# swapoff /dev/sda3
The term UUID stands for Universal Unique IDentifier. It's a 128 bit number that can be used to identify basically anything. Generating such UUIDs can be done using appropriate software. There are 5 various versions of UUIDs, all of them use a (pseudo)random element, current system time and some mostly unique hardware ID, for example a MAC address. Theoretically there is a very, very remote chance of an UUID not being unique, but this is seen as impossible in practice.
On Linux, support for UUIDs was started within the e2fsprogs
package. With filesystems, UUIDs are used to represent a specific
filesystem. You can for example use the UUID in
/etc/fstab to represent the partition which
you want to mount.
Usually, a UUID is represented as 32 hexadecimal digits, grouped in sequences of 8,4,4,4 and 12 digits, separated by hyphens. Here's what an fstab entry with a UUID specifier looks like:
UUID=652b786e-b87f-49d2-af23-8087ced0c828 / ext4 errors=remount-ro,noatime 0 1
You might be wondering about the use of UUID's in fstab, since device names work fine. UUIDs come in handy when disks are moved to different connectors or computers, multiple operating systems are installed on the computer, or other cases where device names could change while keeping the filesystem intact.

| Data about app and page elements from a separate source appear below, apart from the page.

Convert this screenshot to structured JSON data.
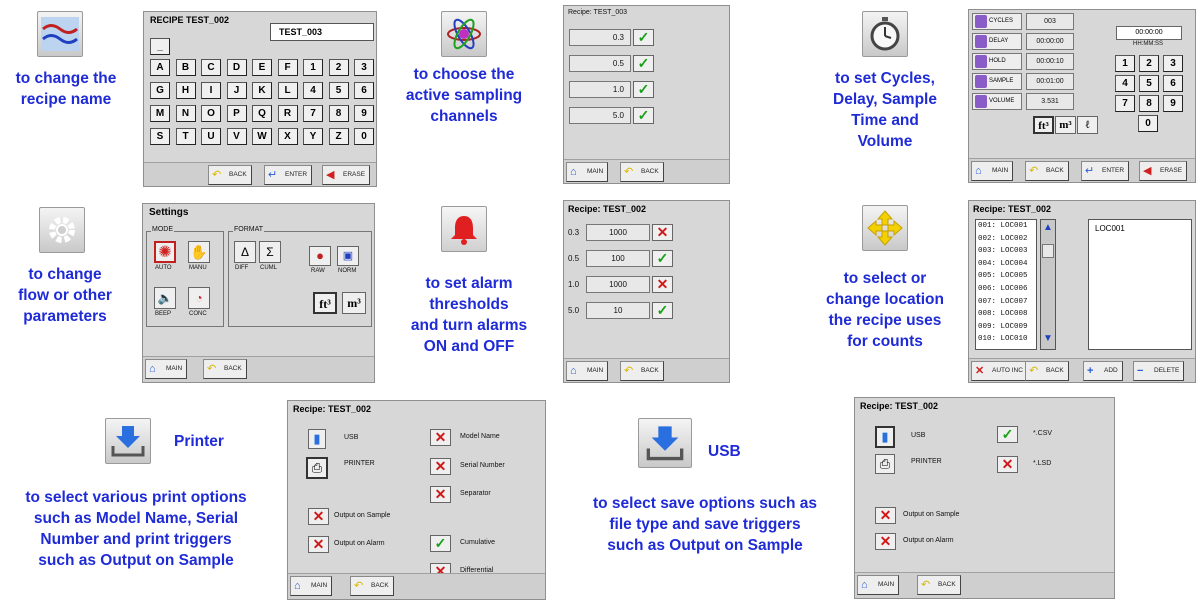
{
  "colors": {
    "caption": "#1f2bd6",
    "panel_bg": "#d7d7d7",
    "check_green": "#18a018",
    "cross_red": "#d01818",
    "nav_blue": "#2a5bd6"
  },
  "captions": {
    "recipe_name": [
      "to change the",
      "recipe name"
    ],
    "channels": [
      "to choose the",
      "active sampling",
      "channels"
    ],
    "cycles": [
      "to set Cycles,",
      "Delay, Sample",
      "Time and",
      "Volume"
    ],
    "settings": [
      "to change",
      "flow or other",
      "parameters"
    ],
    "alarm": [
      "to set alarm",
      "thresholds",
      "and turn alarms",
      "ON and OFF"
    ],
    "location": [
      "to select or",
      "change location",
      "the recipe uses",
      "for counts"
    ],
    "printer_label": "Printer",
    "printer_desc": [
      "to select various print options",
      "such as Model Name, Serial",
      "Number and print triggers",
      "such as Output on Sample"
    ],
    "usb_label": "USB",
    "usb_desc": [
      "to select save options such as",
      "file type and save triggers",
      "such as Output on Sample"
    ]
  },
  "icons": {
    "recipe_name": "wave-icon",
    "channels": "atom-icon",
    "cycles": "stopwatch-icon",
    "settings": "gear-icon",
    "alarm": "bell-icon",
    "location": "move-arrows-icon",
    "printer": "download-tray-icon",
    "usb": "download-tray-icon"
  },
  "nav": {
    "main": "MAIN",
    "back": "BACK",
    "enter": "ENTER",
    "erase": "ERASE",
    "add": "ADD",
    "delete": "DELETE",
    "auto_inc": "AUTO INC"
  },
  "keyboard_panel": {
    "title": "RECIPE TEST_002",
    "input_value": "TEST_003",
    "shift_key": "_",
    "rows": [
      [
        "A",
        "B",
        "C",
        "D",
        "E",
        "F",
        "1",
        "2",
        "3"
      ],
      [
        "G",
        "H",
        "I",
        "J",
        "K",
        "L",
        "4",
        "5",
        "6"
      ],
      [
        "M",
        "N",
        "O",
        "P",
        "Q",
        "R",
        "7",
        "8",
        "9"
      ],
      [
        "S",
        "T",
        "U",
        "V",
        "W",
        "X",
        "Y",
        "Z",
        "0"
      ]
    ]
  },
  "channels_panel": {
    "title": "Recipe:  TEST_003",
    "channels": [
      {
        "size": "0.3",
        "state": "on"
      },
      {
        "size": "0.5",
        "state": "on"
      },
      {
        "size": "1.0",
        "state": "on"
      },
      {
        "size": "5.0",
        "state": "on"
      }
    ]
  },
  "cycles_panel": {
    "rows": [
      {
        "label": "CYCLES",
        "value": "003"
      },
      {
        "label": "DELAY",
        "value": "00:00:00"
      },
      {
        "label": "HOLD",
        "value": "00:00:10"
      },
      {
        "label": "SAMPLE",
        "value": "00:01:00"
      },
      {
        "label": "VOLUME",
        "value": "3.531"
      }
    ],
    "time_value": "00:00:00",
    "time_format": "HH:MM:SS",
    "keypad": [
      [
        "1",
        "2",
        "3"
      ],
      [
        "4",
        "5",
        "6"
      ],
      [
        "7",
        "8",
        "9"
      ],
      [
        "0"
      ]
    ],
    "units": [
      "ft³",
      "m³",
      "ℓ"
    ]
  },
  "settings_panel": {
    "title": "Settings",
    "mode_legend": "MODE",
    "format_legend": "FORMAT",
    "mode_buttons": [
      "AUTO",
      "MANU",
      "BEEP",
      "CONC"
    ],
    "format_buttons": [
      "DIFF",
      "CUML",
      "RAW",
      "NORM"
    ],
    "format_glyphs": [
      "Δ",
      "Σ"
    ],
    "units": [
      "ft³",
      "m³"
    ]
  },
  "alarm_panel": {
    "title": "Recipe: TEST_002",
    "rows": [
      {
        "size": "0.3",
        "threshold": "1000",
        "state": "off"
      },
      {
        "size": "0.5",
        "threshold": "100",
        "state": "on"
      },
      {
        "size": "1.0",
        "threshold": "1000",
        "state": "off"
      },
      {
        "size": "5.0",
        "threshold": "10",
        "state": "on"
      }
    ]
  },
  "location_panel": {
    "title": "Recipe: TEST_002",
    "locations": [
      "001:  LOC001",
      "002:  LOC002",
      "003:  LOC003",
      "004:  LOC004",
      "005:  LOC005",
      "006:  LOC006",
      "007:  LOC007",
      "008:  LOC008",
      "009:  LOC009",
      "010:  LOC010"
    ],
    "selected": "LOC001"
  },
  "printer_panel": {
    "title": "Recipe: TEST_002",
    "usb": "USB",
    "printer": "PRINTER",
    "options_left": [
      {
        "label": "Output on Sample",
        "state": "off"
      },
      {
        "label": "Output on Alarm",
        "state": "off"
      }
    ],
    "options_right": [
      {
        "label": "Model Name",
        "state": "off"
      },
      {
        "label": "Serial Number",
        "state": "off"
      },
      {
        "label": "Separator",
        "state": "off"
      },
      {
        "label": "Cumulative",
        "state": "on"
      },
      {
        "label": "Differential",
        "state": "off"
      }
    ]
  },
  "usb_panel": {
    "title": "Recipe: TEST_002",
    "usb": "USB",
    "printer": "PRINTER",
    "file_types": [
      {
        "label": "*.CSV",
        "state": "on"
      },
      {
        "label": "*.LSD",
        "state": "off"
      }
    ],
    "options": [
      {
        "label": "Output on Sample",
        "state": "off"
      },
      {
        "label": "Output on Alarm",
        "state": "off"
      }
    ]
  }
}
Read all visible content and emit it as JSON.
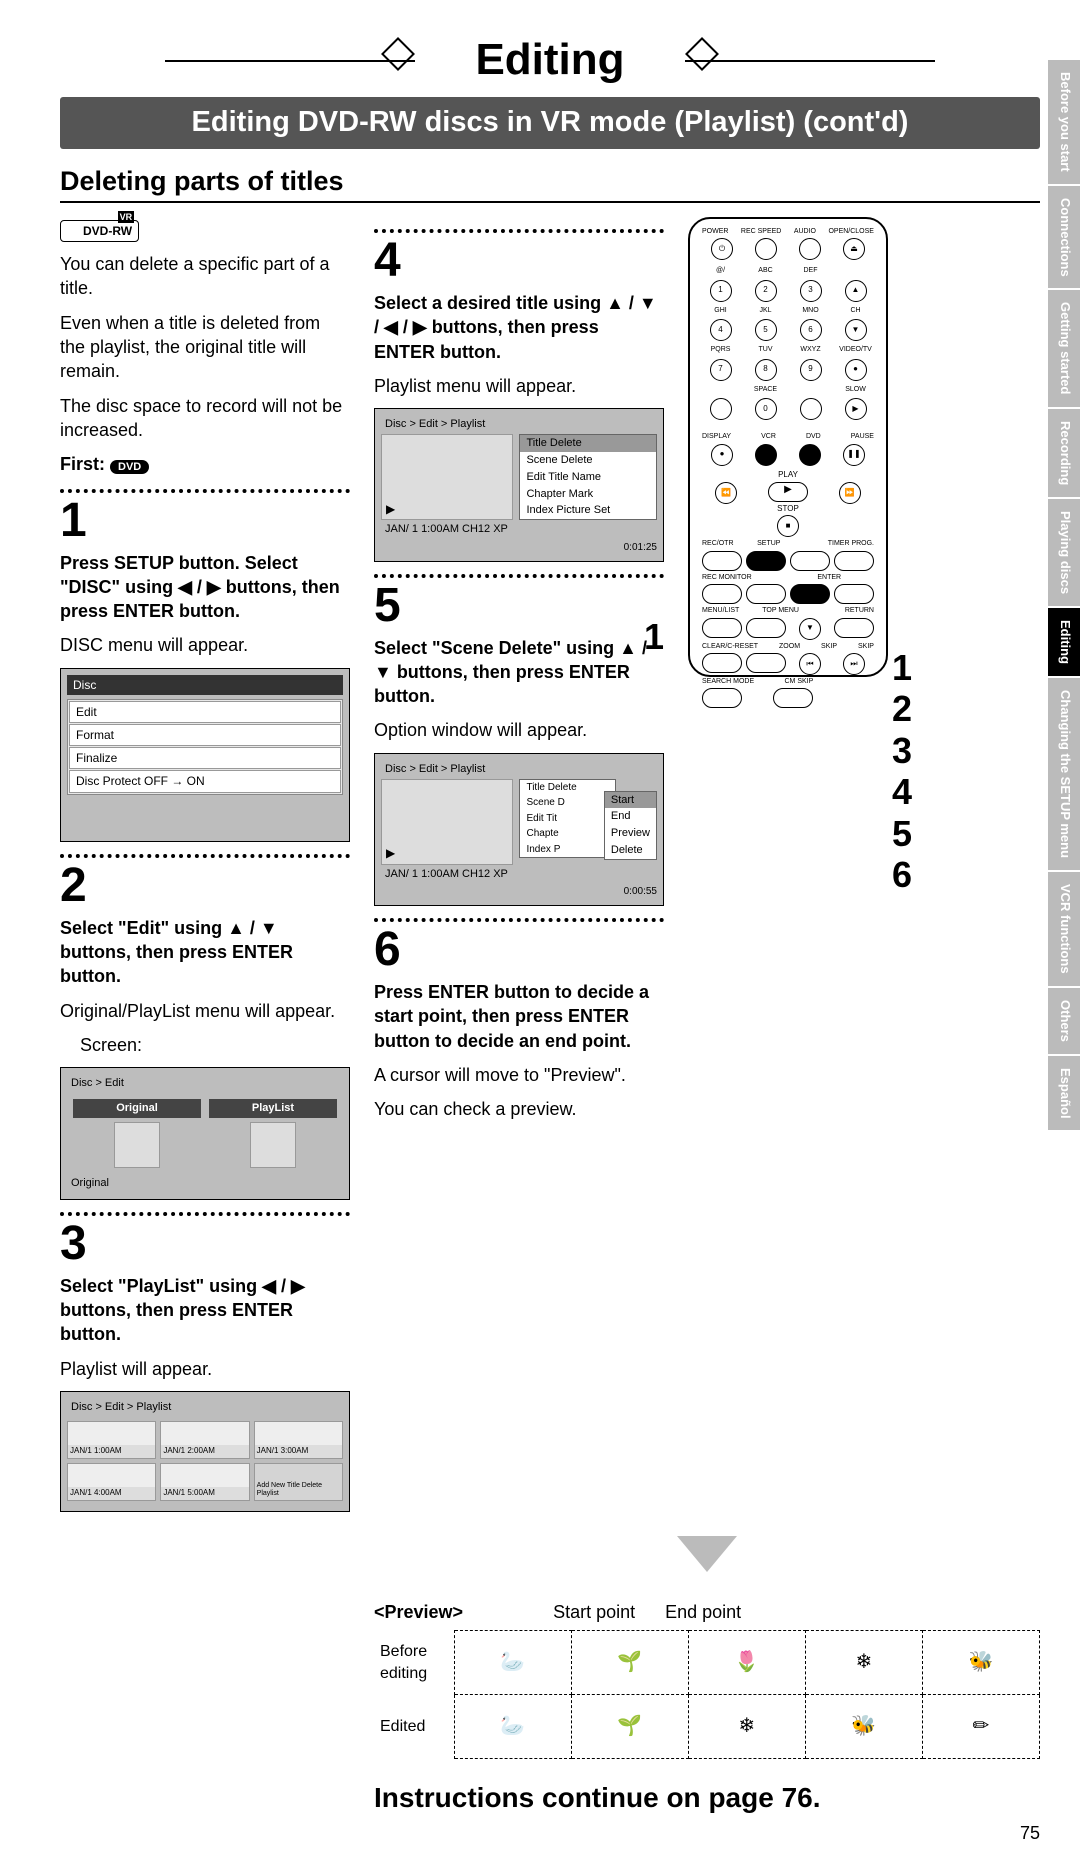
{
  "title": "Editing",
  "subtitle": "Editing DVD-RW discs in VR mode (Playlist) (cont'd)",
  "section": "Deleting parts of titles",
  "dvdrw_logo": "DVD-RW",
  "dvdrw_vr": "VR",
  "intro": {
    "p1": "You can delete a specific part of a title.",
    "p2": "Even when a title is deleted from the playlist, the original title will remain.",
    "p3": "The disc space to record will not be increased."
  },
  "first_label": "First:",
  "first_badge": "DVD",
  "steps": {
    "s1": {
      "num": "1",
      "bold": "Press SETUP button. Select \"DISC\" using ◀ / ▶ buttons, then press ENTER button.",
      "after": "DISC menu will appear."
    },
    "s2": {
      "num": "2",
      "bold": "Select \"Edit\" using ▲ / ▼ buttons, then press ENTER button.",
      "after": "Original/PlayList menu will appear.",
      "screen_label": "Screen:"
    },
    "s3": {
      "num": "3",
      "bold": "Select \"PlayList\" using ◀ / ▶ buttons, then press ENTER button.",
      "after": "Playlist will appear."
    },
    "s4": {
      "num": "4",
      "bold": "Select a desired title using ▲ / ▼ / ◀ / ▶ buttons, then press ENTER button.",
      "after": "Playlist menu will appear."
    },
    "s5": {
      "num": "5",
      "bold": "Select \"Scene Delete\" using ▲ / ▼ buttons, then press ENTER button.",
      "after": "Option window will appear."
    },
    "s6": {
      "num": "6",
      "bold": "Press ENTER button to decide a start point, then press ENTER button to decide an end point.",
      "after1": "A cursor will move to \"Preview\".",
      "after2": "You can check a preview."
    }
  },
  "disc_menu": {
    "header": "Disc",
    "items": [
      "Edit",
      "Format",
      "Finalize",
      "Disc Protect OFF → ON"
    ]
  },
  "edit_menu": {
    "bc": "Disc > Edit",
    "original": "Original",
    "playlist": "PlayList",
    "caption": "Original"
  },
  "playlist_grid": {
    "bc": "Disc > Edit > Playlist",
    "thumbs": [
      "JAN/1  1:00AM",
      "JAN/1  2:00AM",
      "JAN/1  3:00AM",
      "JAN/1  4:00AM",
      "JAN/1  5:00AM"
    ],
    "add": "Add New Title Delete Playlist"
  },
  "playlist_menu": {
    "bc": "Disc > Edit > Playlist",
    "items": [
      "Title Delete",
      "Scene Delete",
      "Edit Title Name",
      "Chapter Mark",
      "Index Picture Set"
    ],
    "selected_index": 0,
    "status": "JAN/ 1   1:00AM  CH12    XP",
    "time": "0:01:25"
  },
  "scene_menu": {
    "bc": "Disc > Edit > Playlist",
    "items_left": [
      "Title Delete",
      "Scene D",
      "Edit Tit",
      "Chapte",
      "Index P"
    ],
    "popup": [
      "Start",
      "End",
      "Preview",
      "Delete"
    ],
    "popup_sel": 0,
    "status": "JAN/ 1   1:00AM  CH12    XP",
    "time": "0:00:55"
  },
  "preview": {
    "head": "<Preview>",
    "start": "Start point",
    "end": "End point",
    "before": "Before editing",
    "edited": "Edited"
  },
  "continue": "Instructions continue on page 76.",
  "page_number": "75",
  "tabs": [
    "Before you start",
    "Connections",
    "Getting started",
    "Recording",
    "Playing discs",
    "Editing",
    "Changing the SETUP menu",
    "VCR functions",
    "Others",
    "Español"
  ],
  "active_tab_index": 5,
  "remote": {
    "row1": [
      "POWER",
      "REC SPEED",
      "AUDIO",
      "OPEN/CLOSE"
    ],
    "numpad_labels": [
      "@/",
      "ABC",
      "DEF",
      "",
      "GHI",
      "JKL",
      "MNO",
      "CH",
      "PQRS",
      "TUV",
      "WXYZ",
      "VIDEO/TV",
      "",
      "SPACE",
      "",
      "SLOW"
    ],
    "numpad": [
      "1",
      "2",
      "3",
      "▲",
      "4",
      "5",
      "6",
      "▼",
      "7",
      "8",
      "9",
      "●",
      "",
      "0",
      "",
      "▶"
    ],
    "row_disp": [
      "DISPLAY",
      "VCR",
      "DVD",
      "PAUSE"
    ],
    "play": "PLAY",
    "stop": "STOP",
    "row_rec": [
      "REC/OTR",
      "SETUP",
      "",
      "TIMER PROG."
    ],
    "row_mon": [
      "REC MONITOR",
      "",
      "ENTER",
      ""
    ],
    "row_menu": [
      "MENU/LIST",
      "TOP MENU",
      "",
      "RETURN"
    ],
    "row_clear": [
      "CLEAR/C-RESET",
      "ZOOM",
      "SKIP",
      "SKIP"
    ],
    "row_search": [
      "SEARCH MODE",
      "CM SKIP",
      "",
      ""
    ]
  },
  "right_numbers": [
    "1",
    "2",
    "3",
    "4",
    "5",
    "6"
  ]
}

As long as the filesystem does not change, the UUID stays the same.
Note the 'as long as the filesystem does not change'. This means, when
you reformat a partition, the UUID will change. For example, when
you use mke2fs to reformat partition
the UUID will be changed. So, if you use UUIDs in
/etc/fstab, you have to adjust those as well.
# blkid /dev/sda5 /dev/sda5: UUID="24df5f2a-a23f-4130-ae45-90e1016031bc" TYPE="swap"
It is possible to create a new filesystem and still make it have the same UUID as it had before, at least for 'ext' type filesystems.
# tune2fs /dev/sda5 -U 24df5f2a-a23f-4130-ae45-90e1016031bc
On most Linux distributions you can generate your own UUIDs using the command uuidgen.
sync is called automatically at the right moment when rebooting or halting the system. You will rarely need to use the command yourself. sync might be used to force syncing data to an USB device before removing it from your system, for example.
sync does not have any operation influencing options, so when you need to, just execute "sync" on the command line.